Segment Start: INFORMATION GIVEN

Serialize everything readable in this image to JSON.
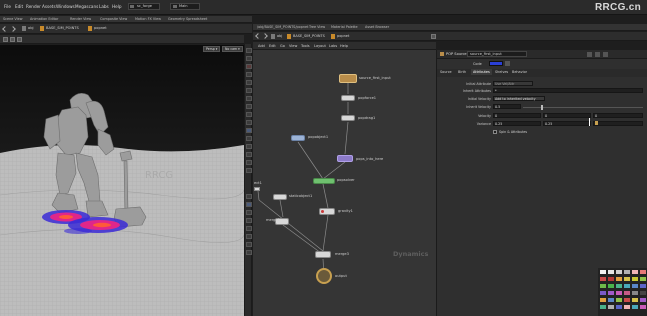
{
  "menubar": {
    "items": [
      "File",
      "Edit",
      "Render",
      "Assets",
      "Windows",
      "Megascans",
      "Labs",
      "Help"
    ],
    "desktop": "sc_forge",
    "scene": "Main"
  },
  "watermark": "RRCG.cn",
  "viewer": {
    "tabs": [
      "Scene View",
      "Animation Editor",
      "Render View",
      "Composite View",
      "Motion FX View",
      "Geometry Spreadsheet"
    ],
    "path": [
      "obj",
      "BASE_SIM_POINTS",
      "popnet"
    ],
    "persp_label": "Persp ▾",
    "cam_label": "No cam ▾",
    "overlay_text": "RRCG"
  },
  "network": {
    "tabs": [
      "/obj/BASE_SIM_POINTS/popnet",
      "Tree View",
      "Material Palette",
      "Asset Browser"
    ],
    "path": [
      "obj",
      "BASE_SIM_POINTS",
      "popnet"
    ],
    "menus": [
      "Add",
      "Edit",
      "Go",
      "View",
      "Tools",
      "Layout",
      "Labs",
      "Help"
    ],
    "context_label": "Dynamics",
    "nodes": {
      "source": "source_first_input",
      "popforce1": "popforce1",
      "popdrag1": "popdrag1",
      "popobject1": "popobject1",
      "merge2": "merge2",
      "popsolver": "popsolver",
      "pops_into_here": "pops_into_here",
      "staticobject1": "staticobject1",
      "merge1": "merge1",
      "gravity1": "gravity1",
      "merge3": "merge3",
      "output": "output",
      "cut_label": "ect1"
    }
  },
  "params": {
    "node_type": "POP Source",
    "node_name": "source_first_input",
    "code_label": "Code",
    "tabs": [
      "Source",
      "Birth",
      "Attributes",
      "Shelves",
      "Behavior"
    ],
    "rows": {
      "initial_attr_label": "Initial Attribute",
      "initial_attr_value": "Use Vel/Attr",
      "inherit_attr_label": "Inherit Attributes",
      "inherit_attr_value": "*",
      "initial_velocity_label": "Initial Velocity",
      "initial_velocity_value": "Add to inherited velocity",
      "inherit_velocity_label": "Inherit Velocity",
      "inherit_velocity_value": "0.5",
      "velocity_label": "Velocity",
      "velocity_x": "0",
      "velocity_y": "0",
      "velocity_z": "0",
      "variance_label": "Variance",
      "variance_x": "0.25",
      "variance_y": "0.25",
      "variance_z": "0",
      "spin_label": "Spin & Attributes"
    }
  },
  "palette_colors": [
    "#f2f2f2",
    "#e6e6e6",
    "#cfcfcf",
    "#b0b0b0",
    "#f0b5b5",
    "#e77878",
    "#c94a4a",
    "#b33636",
    "#e0a040",
    "#d6c24a",
    "#c8c832",
    "#8fc24a",
    "#6fb84a",
    "#4ab24a",
    "#4ab28a",
    "#4aa8b8",
    "#5a86c8",
    "#5a64c8",
    "#7a5ac8",
    "#a05ac8",
    "#c85ab8",
    "#c85a86",
    "#888888",
    "#444444"
  ]
}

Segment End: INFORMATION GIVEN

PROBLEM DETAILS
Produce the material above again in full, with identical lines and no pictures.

EXERCISE ANSWER
Serialize everything readable in this image to JSON.
{
  "menubar": {
    "items": [
      "File",
      "Edit",
      "Render",
      "Assets",
      "Windows",
      "Megascans",
      "Labs",
      "Help"
    ],
    "desktop": "sc_forge",
    "scene": "Main"
  },
  "watermark": "RRCG.cn",
  "viewer": {
    "tabs": [
      "Scene View",
      "Animation Editor",
      "Render View",
      "Composite View",
      "Motion FX View",
      "Geometry Spreadsheet"
    ],
    "path": [
      "obj",
      "BASE_SIM_POINTS",
      "popnet"
    ],
    "persp_label": "Persp ▾",
    "cam_label": "No cam ▾",
    "overlay_text": "RRCG"
  },
  "network": {
    "tabs": [
      "/obj/BASE_SIM_POINTS/popnet",
      "Tree View",
      "Material Palette",
      "Asset Browser"
    ],
    "path": [
      "obj",
      "BASE_SIM_POINTS",
      "popnet"
    ],
    "menus": [
      "Add",
      "Edit",
      "Go",
      "View",
      "Tools",
      "Layout",
      "Labs",
      "Help"
    ],
    "context_label": "Dynamics",
    "nodes": {
      "source": "source_first_input",
      "popforce1": "popforce1",
      "popdrag1": "popdrag1",
      "popobject1": "popobject1",
      "merge2": "merge2",
      "popsolver": "popsolver",
      "pops_into_here": "pops_into_here",
      "staticobject1": "staticobject1",
      "merge1": "merge1",
      "gravity1": "gravity1",
      "merge3": "merge3",
      "output": "output",
      "cut_label": "ect1"
    }
  },
  "params": {
    "node_type": "POP Source",
    "node_name": "source_first_input",
    "code_label": "Code",
    "tabs": [
      "Source",
      "Birth",
      "Attributes",
      "Shelves",
      "Behavior"
    ],
    "rows": {
      "initial_attr_label": "Initial Attribute",
      "initial_attr_value": "Use Vel/Attr",
      "inherit_attr_label": "Inherit Attributes",
      "inherit_attr_value": "*",
      "initial_velocity_label": "Initial Velocity",
      "initial_velocity_value": "Add to inherited velocity",
      "inherit_velocity_label": "Inherit Velocity",
      "inherit_velocity_value": "0.5",
      "velocity_label": "Velocity",
      "velocity_x": "0",
      "velocity_y": "0",
      "velocity_z": "0",
      "variance_label": "Variance",
      "variance_x": "0.25",
      "variance_y": "0.25",
      "variance_z": "0",
      "spin_label": "Spin & Attributes"
    }
  },
  "palette_colors": [
    "#f2f2f2",
    "#e6e6e6",
    "#cfcfcf",
    "#b0b0b0",
    "#f0b5b5",
    "#e77878",
    "#c94a4a",
    "#b33636",
    "#e0a040",
    "#d6c24a",
    "#c8c832",
    "#8fc24a",
    "#6fb84a",
    "#4ab24a",
    "#4ab28a",
    "#4aa8b8",
    "#5a86c8",
    "#5a64c8",
    "#7a5ac8",
    "#a05ac8",
    "#c85ab8",
    "#c85a86",
    "#888888",
    "#444444"
  ]
}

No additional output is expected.